The sport of ocean rowing is – understandably – somewhat niche, with fewer people having rowed an ocean than climbed Mount Everest.
This year, four British men with an average age of 22 are attempting to break the world record for rowing across the Indian Ocean. And if successful they’ll be the youngest four ever to do so. To succeed, they will need to row approximately 3140 nautical miles from Exmouth in Western Australia, to Port Louis in Mauritius in their 29ft long, 6ft wide boat, Tiny Dancer. The record attempt, branded as Fast Row West, is only the latest in a line of extreme challenges for the crew, one of whom has already successfully rowed the Atlantic in just 54 days.
At no point in the journey will the boat be supplied, and nor do they have the comfort of an accompanying support boat. They will burn more than 10,000 calories per day, with each pair running a two hour-on, two hour-off shift pattern all day, every day for the entire duration of the row.
The crew are due to arrive in Mauritius later in August or September: to track their progress and see their current position, visit their daily status page.
History of ocean rowing
Since two Norwegians first rowed across the Atlantic from New York to the UK’s Isles of Scilly in 1896, there have been numerous attempts to break ‘fastest crossing’ records over the major oceans of the world. The first successful Indian Ocean crossing took place in 1971 when intrepid Swede Anders Svedlund departed Kalbarri in Western Australia, and landed near Diego Suarez in Madagascar 64 days later.
Since then, the route from Western Australia to Mauritius has proved a popular and logical choice for Indian Ocean rowers. In 2009, 24 year old British rower Sarah Outen became the first and youngest woman soloist to successfully complete the crossing, as she guided her 19ft boat Serendipity into Bois des Amourettes on the east coast of Mauritius after 124 days at sea. A few weeks earlier saw the arrival of a two woman crew, who became the first female duo to row the Indian Ocean, while also in 2009 an all-female team known as the Ocean Angels also completed the journey.
At more or less the same time, the unsupported ocean row of Andrew Delaney and Guy Watts broke five world records and two speed records. This was the first official ‘Indian Ocean Rowing Race’. They were not only the winners of the ‘pair’s class’ but also the first to race unassisted from land to land.

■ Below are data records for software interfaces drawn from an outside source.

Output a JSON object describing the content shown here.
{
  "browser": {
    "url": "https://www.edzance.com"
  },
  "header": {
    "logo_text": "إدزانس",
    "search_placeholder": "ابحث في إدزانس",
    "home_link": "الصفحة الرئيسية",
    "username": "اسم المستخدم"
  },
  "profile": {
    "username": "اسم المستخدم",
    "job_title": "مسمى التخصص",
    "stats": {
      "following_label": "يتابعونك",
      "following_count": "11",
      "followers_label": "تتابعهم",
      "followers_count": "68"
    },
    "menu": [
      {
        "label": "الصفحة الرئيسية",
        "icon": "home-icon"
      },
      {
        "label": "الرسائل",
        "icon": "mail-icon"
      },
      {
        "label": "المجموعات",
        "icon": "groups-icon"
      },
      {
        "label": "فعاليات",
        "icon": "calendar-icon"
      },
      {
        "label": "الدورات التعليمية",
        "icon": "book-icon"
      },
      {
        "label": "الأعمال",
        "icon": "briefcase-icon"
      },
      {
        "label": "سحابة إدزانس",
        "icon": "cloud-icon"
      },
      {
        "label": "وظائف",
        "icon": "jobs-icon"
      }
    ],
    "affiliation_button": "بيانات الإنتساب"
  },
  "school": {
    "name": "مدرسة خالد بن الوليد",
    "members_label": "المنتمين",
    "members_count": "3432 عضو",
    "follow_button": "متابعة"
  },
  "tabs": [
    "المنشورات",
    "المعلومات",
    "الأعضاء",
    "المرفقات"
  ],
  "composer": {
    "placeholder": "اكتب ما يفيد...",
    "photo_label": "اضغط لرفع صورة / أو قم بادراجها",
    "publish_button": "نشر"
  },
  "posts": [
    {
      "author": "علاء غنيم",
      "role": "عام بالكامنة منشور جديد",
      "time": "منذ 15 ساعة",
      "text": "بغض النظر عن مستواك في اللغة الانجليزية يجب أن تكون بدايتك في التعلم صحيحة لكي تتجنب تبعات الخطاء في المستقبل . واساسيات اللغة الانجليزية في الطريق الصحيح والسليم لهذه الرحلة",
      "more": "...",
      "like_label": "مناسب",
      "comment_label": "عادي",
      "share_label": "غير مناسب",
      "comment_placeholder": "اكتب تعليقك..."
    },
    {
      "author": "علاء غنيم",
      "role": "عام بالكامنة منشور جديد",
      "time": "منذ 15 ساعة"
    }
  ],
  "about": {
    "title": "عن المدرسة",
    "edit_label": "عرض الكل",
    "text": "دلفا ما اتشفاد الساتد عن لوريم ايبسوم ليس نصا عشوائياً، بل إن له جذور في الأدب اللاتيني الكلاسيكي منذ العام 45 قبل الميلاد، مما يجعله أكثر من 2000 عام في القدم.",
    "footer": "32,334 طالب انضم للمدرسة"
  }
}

Today, the current speed record for Indian Ocean rowing is held by a 3-man crew from Lebanon, the UK and the Faroe Islands, who completed the crossing on 5 August, 2013, in an official time of 57 days, 15 hours and 49 minutes.
Will the crew of Tiny Dancer set a new world record?